The circumstances under which you acquire any property will determine what your property-related tax obligations are and how you can transact with it. This article discusses two common problems homeowners face and how they can be legally resolved. Read on to learn more.
1. Should I pay Capital Gains Tax (CGT) on selling my property for profit?
Generally, if you sell a house for more than you bought it you earn capital gain, and this is taxable income. It is added to your assessable income for the period and taxed accordingly. However, there are some sale transactions which are exempt from CGT, such as selling your main residence.
If you're selling your main home, you may need to check whether it fits the criteria to avoid missing your tax obligations. According to the ATO, a qualifying home should:
have a house which you should have lived in while being a tax resident of Australia (vacant properties and time before official tax residency don't qualify)
you and your family should have lived in it, your belongings should be there, your mail should be delivered there and it should be your official home address and the place to which utility bills apply
not have been used to earn taxable income e.g. running a business out of it, renting it out or flipping it before sale
sits on no more than two hectares of land
These requirements entitle you to full exemption. If you don't meet any of these conditions, you may be eligible for partial exemption – a real estate attorney will guide you depending on your exact circumstance.
Properties other than your main residence are eligible for CGT upon profitable sale. They include second/holiday homes, rental properties etc. If you convert your main residence to multiple units for rental income, you should also pay CGT on sale. However, you can also claim capital loss against your CGT obligation whenever you incur losses.
2. How is property co-ownership handled in transactions?
Property co-ownership allows two or more people/parties to share property ownership according to the amount of money invested or any other criteria they decide on. How co-owned property is handled depends on the terms of co-ownership. There are two main types:
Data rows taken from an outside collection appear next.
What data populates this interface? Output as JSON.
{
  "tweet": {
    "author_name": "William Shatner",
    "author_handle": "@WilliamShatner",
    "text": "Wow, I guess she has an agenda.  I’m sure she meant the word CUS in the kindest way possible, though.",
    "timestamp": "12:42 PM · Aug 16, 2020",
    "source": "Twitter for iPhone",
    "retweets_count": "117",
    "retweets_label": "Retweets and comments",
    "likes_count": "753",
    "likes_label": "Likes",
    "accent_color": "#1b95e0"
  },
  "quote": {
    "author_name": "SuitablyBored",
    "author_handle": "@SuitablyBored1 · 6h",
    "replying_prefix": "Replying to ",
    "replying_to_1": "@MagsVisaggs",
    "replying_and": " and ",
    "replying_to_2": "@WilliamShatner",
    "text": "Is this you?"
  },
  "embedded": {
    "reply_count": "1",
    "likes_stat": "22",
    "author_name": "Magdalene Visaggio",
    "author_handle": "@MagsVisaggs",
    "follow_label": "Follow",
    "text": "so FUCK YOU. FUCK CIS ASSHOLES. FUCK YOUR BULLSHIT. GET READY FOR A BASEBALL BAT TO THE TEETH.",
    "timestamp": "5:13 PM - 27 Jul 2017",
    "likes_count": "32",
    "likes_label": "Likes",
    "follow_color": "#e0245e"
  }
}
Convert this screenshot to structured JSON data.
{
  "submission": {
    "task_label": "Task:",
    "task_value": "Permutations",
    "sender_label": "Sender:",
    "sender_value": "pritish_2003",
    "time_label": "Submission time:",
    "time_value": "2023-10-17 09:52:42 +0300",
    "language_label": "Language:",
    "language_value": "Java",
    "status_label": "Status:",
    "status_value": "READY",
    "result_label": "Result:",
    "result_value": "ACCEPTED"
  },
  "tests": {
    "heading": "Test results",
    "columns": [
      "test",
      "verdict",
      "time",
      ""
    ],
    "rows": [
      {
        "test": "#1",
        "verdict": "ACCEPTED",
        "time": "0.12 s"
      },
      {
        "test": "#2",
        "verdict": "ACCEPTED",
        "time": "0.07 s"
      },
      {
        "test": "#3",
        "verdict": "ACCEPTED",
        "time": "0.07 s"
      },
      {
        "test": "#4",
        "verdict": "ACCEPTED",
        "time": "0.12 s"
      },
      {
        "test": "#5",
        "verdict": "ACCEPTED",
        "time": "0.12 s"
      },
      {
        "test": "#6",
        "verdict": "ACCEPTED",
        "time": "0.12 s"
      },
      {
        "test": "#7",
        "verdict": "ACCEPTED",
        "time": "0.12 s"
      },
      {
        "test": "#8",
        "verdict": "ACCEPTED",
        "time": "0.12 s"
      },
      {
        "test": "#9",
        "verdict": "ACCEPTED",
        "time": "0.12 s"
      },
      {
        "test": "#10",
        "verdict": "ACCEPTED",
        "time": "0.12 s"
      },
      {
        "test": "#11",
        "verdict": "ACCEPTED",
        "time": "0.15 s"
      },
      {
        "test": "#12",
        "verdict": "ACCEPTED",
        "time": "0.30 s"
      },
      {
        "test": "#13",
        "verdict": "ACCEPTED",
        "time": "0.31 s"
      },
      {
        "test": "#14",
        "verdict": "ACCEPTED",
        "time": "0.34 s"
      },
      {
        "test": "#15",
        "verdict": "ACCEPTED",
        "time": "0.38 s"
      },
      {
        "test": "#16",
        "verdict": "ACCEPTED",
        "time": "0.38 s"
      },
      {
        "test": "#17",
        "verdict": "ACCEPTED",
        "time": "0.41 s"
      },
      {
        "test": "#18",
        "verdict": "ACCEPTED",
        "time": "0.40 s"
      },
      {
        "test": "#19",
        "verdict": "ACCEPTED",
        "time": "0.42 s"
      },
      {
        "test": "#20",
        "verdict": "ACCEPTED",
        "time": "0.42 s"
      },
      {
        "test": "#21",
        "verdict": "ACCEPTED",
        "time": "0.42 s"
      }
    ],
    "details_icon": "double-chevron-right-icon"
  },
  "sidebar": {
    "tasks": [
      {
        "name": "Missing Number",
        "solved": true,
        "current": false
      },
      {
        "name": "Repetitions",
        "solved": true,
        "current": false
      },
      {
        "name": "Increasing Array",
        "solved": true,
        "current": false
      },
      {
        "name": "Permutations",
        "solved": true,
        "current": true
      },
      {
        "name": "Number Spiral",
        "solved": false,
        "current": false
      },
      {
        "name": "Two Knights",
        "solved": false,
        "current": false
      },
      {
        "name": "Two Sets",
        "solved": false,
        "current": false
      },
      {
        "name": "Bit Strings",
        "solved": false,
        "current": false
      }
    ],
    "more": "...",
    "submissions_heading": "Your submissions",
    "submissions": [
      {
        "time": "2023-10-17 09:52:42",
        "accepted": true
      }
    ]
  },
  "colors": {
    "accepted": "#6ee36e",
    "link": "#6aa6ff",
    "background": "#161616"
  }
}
Tenancy in common – this is where the property is divided between the parties, and owners can transfer their interest independent of the other (unless the agreement stipulates otherwise). This is the more flexible option, and an agreement is drafted to define rights, obligations and interests, making succession and transactions easier.
Joint tenancy – this is common among couples, in which both parties own the whole property together, but individually own nothing. If one party dies, the whole property automatically becomes the other party's.
If you have a tenancy in common and you wish to relinquish your interest, you'll have to find a buyer for your share only, and this is usually harder. Your agreement can stipulate that your co-owners buy out your interest, but this isn't always provided.
Another risk is that if the property is used as security for a loan or mortgage, you're all liable for the loan in case it defaults, even if the loan belonged to one of you. Common disputes include whether or not to sell or refinance a mortgage, property maintenance, division of income from the property and mortgage repayments. Having a comprehensive co-ownership agreement can help to resolve some of these disputes.
For more information, get in touch with a lawyer who offers converyancing services.